Wes had not read it yet. But he swore he’d bought it, and he was pretty sure it was either on his phone or available to be downloaded there. The problem was that his kids had messed with his passwords, he explained, and he needed their help to gain access.

We all laughed, but it wasn’t the first or last time eager would-be readers told me they needed the help of their children to figure out how to get hold of my eBook. That was why I wrote that blog post about electronic books while I was down there.

Our conversation wasn’t all light banter. It was quite clear that Lisa and Thom still felt very strongly about the case. Lisa had brought a letter with her that Gail had sent her from prison. Thom talked about the ways the Cutro case had permanently changed him—confirming some of the things I’d written. Wes was the least changed, as had been apparent even back then. In fact, aside from gray hair, he was also the least changed physically.

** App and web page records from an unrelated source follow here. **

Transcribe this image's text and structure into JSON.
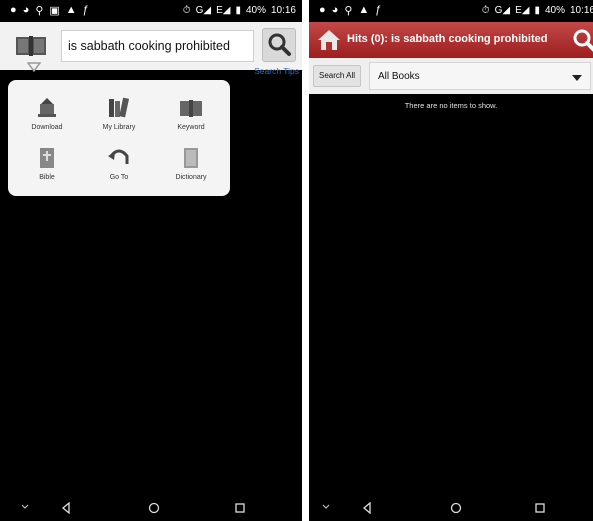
{
  "left": {
    "status": {
      "time": "10:16",
      "battery": "40%"
    },
    "search": {
      "query": "is sabbath cooking prohibited",
      "tips_label": "Search Tips"
    },
    "menu": [
      {
        "label": "Download",
        "icon": "download-icon"
      },
      {
        "label": "My Library",
        "icon": "library-icon"
      },
      {
        "label": "Keyword",
        "icon": "keyword-icon"
      },
      {
        "label": "Bible",
        "icon": "bible-icon"
      },
      {
        "label": "Go To",
        "icon": "go-to-icon"
      },
      {
        "label": "Dictionary",
        "icon": "dictionary-icon"
      }
    ]
  },
  "right": {
    "status": {
      "time": "10:16",
      "battery": "40%"
    },
    "title": "Hits (0): is sabbath cooking prohibited",
    "search_all_label": "Search All",
    "book_filter": "All Books",
    "empty_message": "There are no items to show."
  },
  "colors": {
    "titlebar": "#b03030",
    "link": "#2a6cc2",
    "background": "#000000"
  }
}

Thom and Lisa asked a few questions prompted by the book. Some probed the circumstances of conversations I’d quoted. But there was no trace of anger or bitterness. It was more like veterans reminiscing about their time in the trenches.

About an hour after we’d started, Catherine Maier’s lawyer walked in and joined us. Maier’s son was one of the three children Gail Cutro was accused of harming. He was the baby who lived, and his mother was a key witness in the trial. Wes Kirkland, in fact, conducted a withering cross-examination of her.

Her lawyer’s name was Jay Elliott, and he knew my companions well. I don’t think an observer could have guessed that he was joining three lawyers whose views of a bitterly fought case were radically different from his own.

We could have been five college friends having a few drinks and talking about the old days at school.